FIH speak to top player from Canada, Egypt, Japan and Austria about their experience so far at the Hockey World League Semi-Final event in Buenos Aires.
For some of the lower-ranked teams, the Argentina Hockey World League Semi-Finals in Buenos Aires are the pinnacle of their achievements so far but, as FIH.ch learnt, these are players that mean business. We spoke to Amr Elhady (Egypt), Scott Tupper (Canada), Kenji Kitazato (Japan) and Benjamin Stanzl (Austria) about their experience in Buenos Aires, how it feels to play the top seeds in the world, what they can learn from the higher-ranked teams and what the event means for hockey in their country.
FIH.ch: How do you feel having played against one of the top teams in the world?
Amr Elhady: This is a very good preparation for the Africa Cup held in Egypt later this year. We hope to beat our rivals South Africa to qualify for the Olympic Games.
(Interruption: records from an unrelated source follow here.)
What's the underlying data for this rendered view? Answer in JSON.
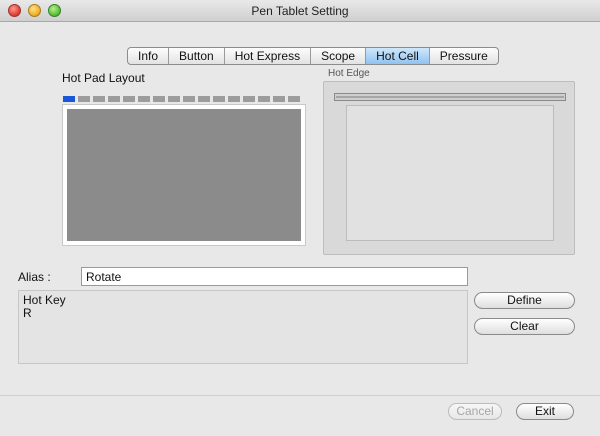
{
  "window": {
    "title": "Pen Tablet Setting"
  },
  "tabs": [
    {
      "label": "Info"
    },
    {
      "label": "Button"
    },
    {
      "label": "Hot Express"
    },
    {
      "label": "Scope"
    },
    {
      "label": "Hot Cell",
      "active": true
    },
    {
      "label": "Pressure"
    }
  ],
  "hot_pad": {
    "label": "Hot Pad Layout",
    "cell_count": 16,
    "selected_cell": 1
  },
  "hot_edge": {
    "label": "Hot Edge"
  },
  "alias": {
    "label": "Alias :",
    "value": "Rotate"
  },
  "hotkey": {
    "label": "Hot Key",
    "value": "R"
  },
  "buttons": {
    "define": "Define",
    "clear": "Clear",
    "cancel": "Cancel",
    "exit": "Exit"
  },
  "colors": {
    "active_tab": "#8fc3f0",
    "selected_cell": "#1a56d8",
    "pad_fill": "#8b8b8b"
  }
}
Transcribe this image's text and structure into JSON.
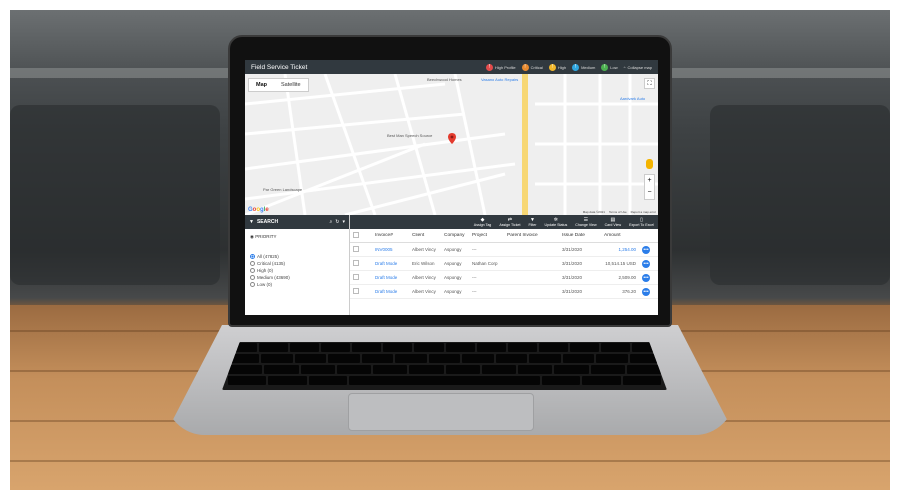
{
  "app": {
    "title": "Field Service Ticket"
  },
  "legend": [
    {
      "label": "High Profile",
      "color": "#e34b4b",
      "glyph": "!"
    },
    {
      "label": "Critical",
      "color": "#e98a2e",
      "glyph": "!"
    },
    {
      "label": "High",
      "color": "#f2b82c",
      "glyph": "!"
    },
    {
      "label": "Medium",
      "color": "#2fa6e0",
      "glyph": "!"
    },
    {
      "label": "Low",
      "color": "#4cb050",
      "glyph": "!"
    }
  ],
  "collapse_label": "Collapse map",
  "map": {
    "tabs": [
      "Map",
      "Satellite"
    ],
    "labels": [
      "Beechwood Homes",
      "Vasano Auto Repairs",
      "Best Man Speech Source",
      "Par Green Landscape",
      "Aardvark Auto"
    ],
    "attribution": [
      "Map data ©2021",
      "Terms of Use",
      "Report a map error"
    ]
  },
  "sidebar": {
    "search_label": "SEARCH",
    "priority_label": "PRIORITY",
    "options": [
      {
        "label": "All (47825)",
        "selected": true
      },
      {
        "label": "Critical (4135)",
        "selected": false
      },
      {
        "label": "High (0)",
        "selected": false
      },
      {
        "label": "Medium (43690)",
        "selected": false
      },
      {
        "label": "Low (0)",
        "selected": false
      }
    ]
  },
  "toolbar": [
    "Assign Tag",
    "Assign Ticket",
    "Filter",
    "Update Status",
    "Change View",
    "Card View",
    "Export To Excel"
  ],
  "grid": {
    "columns": [
      "Invoice#",
      "Client",
      "Company",
      "Project",
      "Parent Invoice",
      "Issue Date",
      "Amount"
    ],
    "rows": [
      {
        "invoice": "INV0005",
        "client": "Albert Vincy",
        "company": "Aspongy",
        "project": "---",
        "parent": "",
        "date": "3/31/2020",
        "amount": "1,254.00"
      },
      {
        "invoice": "Draft Mode",
        "client": "Eric Wilson",
        "company": "Aspongy",
        "project": "Nathan Corp",
        "parent": "",
        "date": "3/31/2020",
        "amount": "10,514.15 USD"
      },
      {
        "invoice": "Draft Mode",
        "client": "Albert Vincy",
        "company": "Aspongy",
        "project": "---",
        "parent": "",
        "date": "3/31/2020",
        "amount": "2,509.00"
      },
      {
        "invoice": "Draft Mode",
        "client": "Albert Vincy",
        "company": "Aspongy",
        "project": "---",
        "parent": "",
        "date": "3/31/2020",
        "amount": "376.20"
      }
    ]
  }
}
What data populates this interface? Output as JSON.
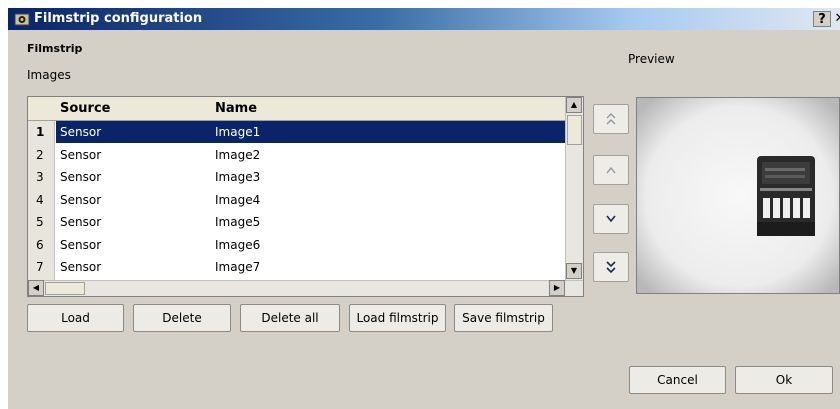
{
  "window": {
    "title": "Filmstrip configuration",
    "help_label": "?",
    "close_label": "✕"
  },
  "filmstrip_label": "Filmstrip",
  "images_label": "Images",
  "preview_label": "Preview",
  "table": {
    "columns": [
      "Source",
      "Name"
    ],
    "rows": [
      {
        "num": "1",
        "source": "Sensor",
        "name": "Image1"
      },
      {
        "num": "2",
        "source": "Sensor",
        "name": "Image2"
      },
      {
        "num": "3",
        "source": "Sensor",
        "name": "Image3"
      },
      {
        "num": "4",
        "source": "Sensor",
        "name": "Image4"
      },
      {
        "num": "5",
        "source": "Sensor",
        "name": "Image5"
      },
      {
        "num": "6",
        "source": "Sensor",
        "name": "Image6"
      },
      {
        "num": "7",
        "source": "Sensor",
        "name": "Image7"
      }
    ],
    "selected_row": "1"
  },
  "move_buttons": {
    "top": "⌃",
    "up": "^",
    "down": "v",
    "bottom": "⌄"
  },
  "buttons": {
    "load": "Load",
    "delete": "Delete",
    "delete_all": "Delete all",
    "load_filmstrip": "Load filmstrip",
    "save_filmstrip": "Save filmstrip",
    "cancel": "Cancel",
    "ok": "Ok"
  },
  "colors": {
    "selection": "#0a246a",
    "title_bar": "#0a246a"
  }
}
Scott Tupper: This is hugely important for us. We want to get better by playing the top nations in the world. The last time we were in the same tournament as Germany and the Netherlands was at the 2010 World Cup. To participate in those tournaments more frequently, we need to beat the teams ahead of us to move forward.
Kenji Kitazato: This is a good chance and a good opportunity for us to develop our game.
Benjamin Stanzl: This is something very special. We are looking forward to playing all these games; playing against Germany or Argentina in the pool stage is definitely something special.
FIH.ch: What can you learn from this type of experience?
Elhady: Sure, we can learn a lot. This is why we are here.
Tupper: We probably don’t have the skills to do the same as some of the top nations do but we can take some aspects which we think can be incorporated to our game. Hopefully this will pay off for us and we will be successful.
Kitazato: The top nations have very good skills and they are tough to play, they also have good tactics and, of course, we like to improve by playing them.
Stanzl: Definitely. We are doing a lot of video analysis and especially the younger players in our team can benefit from watching what the top nations do. We are happy to play at this level.
FIH.ch: What does this mean for hockey in your country?
Elhady: This is very important for us and also for our federation because it gives us more exposure and experience against the top countries.
Tupper: It is very important for us, too. In Canada, funding is usually dictated by how you do in the world rankings, so good results in tournaments such as the World League Semi-Final would potentially mean more funding for our sport. Canada is very professional sport-dominated. If we can get Canada back into the Olympics we probably can get more kids playing the game, new sponsors will hop on board and we can develop the game back home.
Kitazato: It is a great experience for us being here. Back home people are following what we do here, getting an Olympic ticket would be a huge success because it would make hockey even more popular in Japan.
Stanzl: The support we receive from home is phenomenal. The hockey fans in Austria are following us, I am sure the sport of hockey in Austria can benefit from our experience.